The rise of “food tourism” reflects concerns felt by a growing number of consumers about the impact of corporate methods on food supply:
Locally grown food is prized by many consumers as fresher, tastier, and healthier; many seek direct contact with the farmer.
Air-freighting food around the world when it can be grown locally generates damaging and unnecessary carbon emissions that contribute to global warming.
Agribusiness imposes industrial farming methods that are unhealthy and unsustainable.
Environmental degradation and the diversion of food to fuel are placing the security of world food supplies in jeopardy, as has been eloquently explained by Fidel Castro and other leaders of the Global South.
According to a United Nations report, retail prices for food worldwide in 2007 were 40% higher than in 2006. The price of rice, wheat, and corn doubled. (Globe and Mail, March 29) The long-term impact on farmers is uncertain. Those producing grain for the world market may benefit. But farmers buying grain for fodder will pay more.
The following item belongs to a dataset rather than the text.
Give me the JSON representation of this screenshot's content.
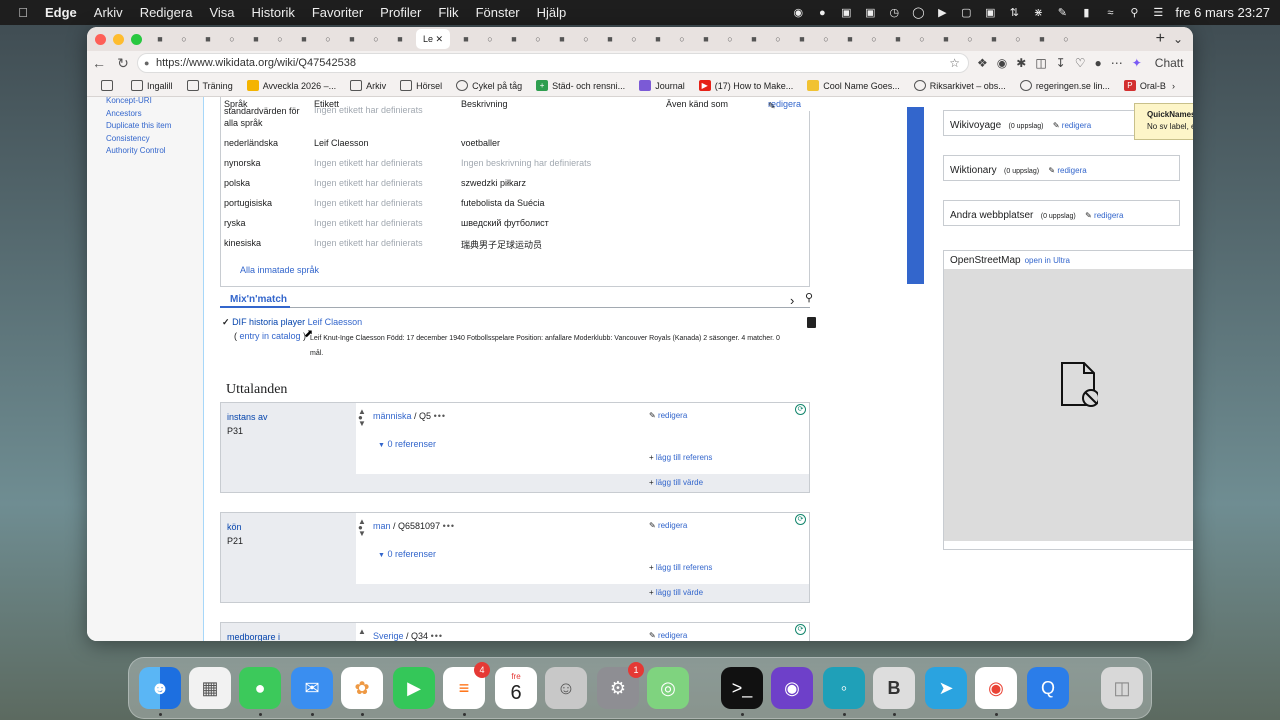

The big winners will be the agribusiness giants. And the big losers are the world’s poor — many of them farmers.
The National Farmers Union has been alert to these threats. On May 9, 2006, it wrote the United Nations, noting that the world body’s own reports show a decline in the “area of arable and permanent crops” since 2001. Grain stocks are the lowest since 1975. “In five of the last six years,” it notes, “our global population ate significantly more grain than farmers produced.”
The NFU seeks to develop an international response to this crisis as part of its participation in the international farmers’ organization Vía Campesina (Farmers’ Way).
Given the scope of the challenge, the Grey County NFU members’ focus on the local-food issue is quite modest. It concedes that for now, local farmers have been driven from mainstream supermarkets and must focus instead on niche markets. But winning the chance to provide consumers with a local-food alternative could be vital for these farmers’ survival.
Wayne Roberts, a Toronto-based ecologist active in efforts to promote local food, points out how easily such a transition could begin. “Two simple actions by the Ontario government would transform the situation,” he says.
First, “all government-funded institutions could buy local and sustainable food: jails, hospitals, educational institutions, seniors residences, and the like. [The government] would not even have to change a law. Ontario farmers would need five to ten years to catch up with the demand. This is readily doable and cost-effective; it just takes organizing to bring it to the attention of the politicians.”
Roberts cites a recent victory in convincing the massive University of Toronto to go over to purchasing local and “sustainable” foods. Such efforts are coordinated through Local Food Plus, which establishes criteria for sustainable food based on positive social and ecological practices.
Roberts’s second proposal concerns the right to farm. As things stand, land is available to aspiring farmers only in the form of large farms that sell for hundreds of thousands or even millions of dollars. “The provincial government could make land available to those who wish to farm,” he says.
The government owns plenty of idle agricultural land, he says. “They could lease it out in small packets for reasonable prices, with special programs to encourage members of minority groups and new immigrants who may wish to grow products favored by their communities and neglected by conventional supermarkets.”
The local-food effort is helping to provide farmers with an influential potential ally — the ecological movement. Farmers deserve determined support from the labour movement as well. Working people have a lot to gain from the availability of local-food at grocery stores and from ecologically sound and sustainable agriculture.
It is also a question of solidarity. Working people who are employed need to stand together with farmers, fishers, truckers, and other independent producers who are exploited by the same corporations and face the same enemy.
John Riddell is co-editor of Socialist Voice (www.socialistvoice.ca) and a member of Socialist Project.